Another image that inspired the current house renovation or rather, the image that summed up what I had been trying to tell the joiner for months until last week when we decided it would block the space too much. These are old shutters in the designer Charlotte Boundy’s house. I have spent months looking for something similar to divide the front half of the sitting room from the back before conceding that the size I needed would mean they would have to be made to measure. I had just found the person to do it (expensive) when we decided that because of the architecture of the room – the doorway is angled – it would make the entrance feel pinched so we have decided against it. I have, instead, had another idea. One which I will be putting to the joiner as you read this post. I’m not sure he’s going to like it but it’s cheaper and easier than 3m wide folding shutters. I will, of course, keep you posted.
Finally, while we’re on the subject of inspiration a couple of images from last summer’s visit to the Wow House at Chelsea which many of you found a terrifying onslaught of colour and pattern when I wrote about it. It was, needed full on, but it was also designed to show you a lot of product at once. I have been marinating on these two images and while I’m not having a four poster bed or any canopies, the thing I took away from this room by the designer Joanne Plant was the sisal flooring, which will be installed in our bedroom next week. I like the rather utilitarian flooring contrasting with the layers of fabric and colour and, if you have been following, you will know that I have also added wallpaper to our bedroom.
And, this bedroom, by Morris and Co, inspired me to add wallpaper to the bathroom which starts next week. Not this wallpaper, sadly this design – Bamboo – only comes in fabric, but a different William Morris design. This house, unlike the last one which was a tall London town house, is more of a terrace worker’s cottage and the interior design will reflect that.
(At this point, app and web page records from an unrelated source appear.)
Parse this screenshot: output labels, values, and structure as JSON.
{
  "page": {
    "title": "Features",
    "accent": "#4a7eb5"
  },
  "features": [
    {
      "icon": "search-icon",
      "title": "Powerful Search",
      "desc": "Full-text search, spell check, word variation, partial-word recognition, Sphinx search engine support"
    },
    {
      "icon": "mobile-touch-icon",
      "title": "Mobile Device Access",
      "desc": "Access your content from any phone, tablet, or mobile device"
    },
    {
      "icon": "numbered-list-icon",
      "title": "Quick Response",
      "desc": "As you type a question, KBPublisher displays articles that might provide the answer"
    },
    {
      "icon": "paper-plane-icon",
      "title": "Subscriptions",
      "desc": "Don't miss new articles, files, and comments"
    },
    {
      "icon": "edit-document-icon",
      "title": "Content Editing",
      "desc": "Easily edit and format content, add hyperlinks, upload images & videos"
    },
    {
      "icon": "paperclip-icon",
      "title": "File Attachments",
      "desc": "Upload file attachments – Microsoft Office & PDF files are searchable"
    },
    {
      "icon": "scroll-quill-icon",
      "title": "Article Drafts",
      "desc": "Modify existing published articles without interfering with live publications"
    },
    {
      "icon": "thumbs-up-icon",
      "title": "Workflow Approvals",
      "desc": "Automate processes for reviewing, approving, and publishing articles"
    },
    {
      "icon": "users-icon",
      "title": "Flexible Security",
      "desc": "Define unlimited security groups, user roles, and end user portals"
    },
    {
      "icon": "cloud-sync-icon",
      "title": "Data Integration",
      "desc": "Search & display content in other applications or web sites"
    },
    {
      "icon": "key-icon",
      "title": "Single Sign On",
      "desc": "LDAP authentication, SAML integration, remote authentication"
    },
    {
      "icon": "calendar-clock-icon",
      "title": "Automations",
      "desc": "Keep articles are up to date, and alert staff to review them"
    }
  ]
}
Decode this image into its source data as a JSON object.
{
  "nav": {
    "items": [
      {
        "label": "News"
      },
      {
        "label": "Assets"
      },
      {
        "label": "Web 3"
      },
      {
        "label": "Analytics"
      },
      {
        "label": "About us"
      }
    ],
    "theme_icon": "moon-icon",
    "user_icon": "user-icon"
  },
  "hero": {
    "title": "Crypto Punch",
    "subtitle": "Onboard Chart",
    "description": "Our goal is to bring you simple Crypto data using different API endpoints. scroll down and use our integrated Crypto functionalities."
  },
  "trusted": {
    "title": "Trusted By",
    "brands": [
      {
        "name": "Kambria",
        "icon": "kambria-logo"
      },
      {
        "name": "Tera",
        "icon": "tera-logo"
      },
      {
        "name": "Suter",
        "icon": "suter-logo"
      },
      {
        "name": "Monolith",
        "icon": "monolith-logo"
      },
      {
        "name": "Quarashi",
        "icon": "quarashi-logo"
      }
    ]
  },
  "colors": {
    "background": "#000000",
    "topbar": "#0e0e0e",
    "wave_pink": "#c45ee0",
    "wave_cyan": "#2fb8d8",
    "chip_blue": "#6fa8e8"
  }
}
I hope these rooms and musings give you some ideas and inspiration for your own.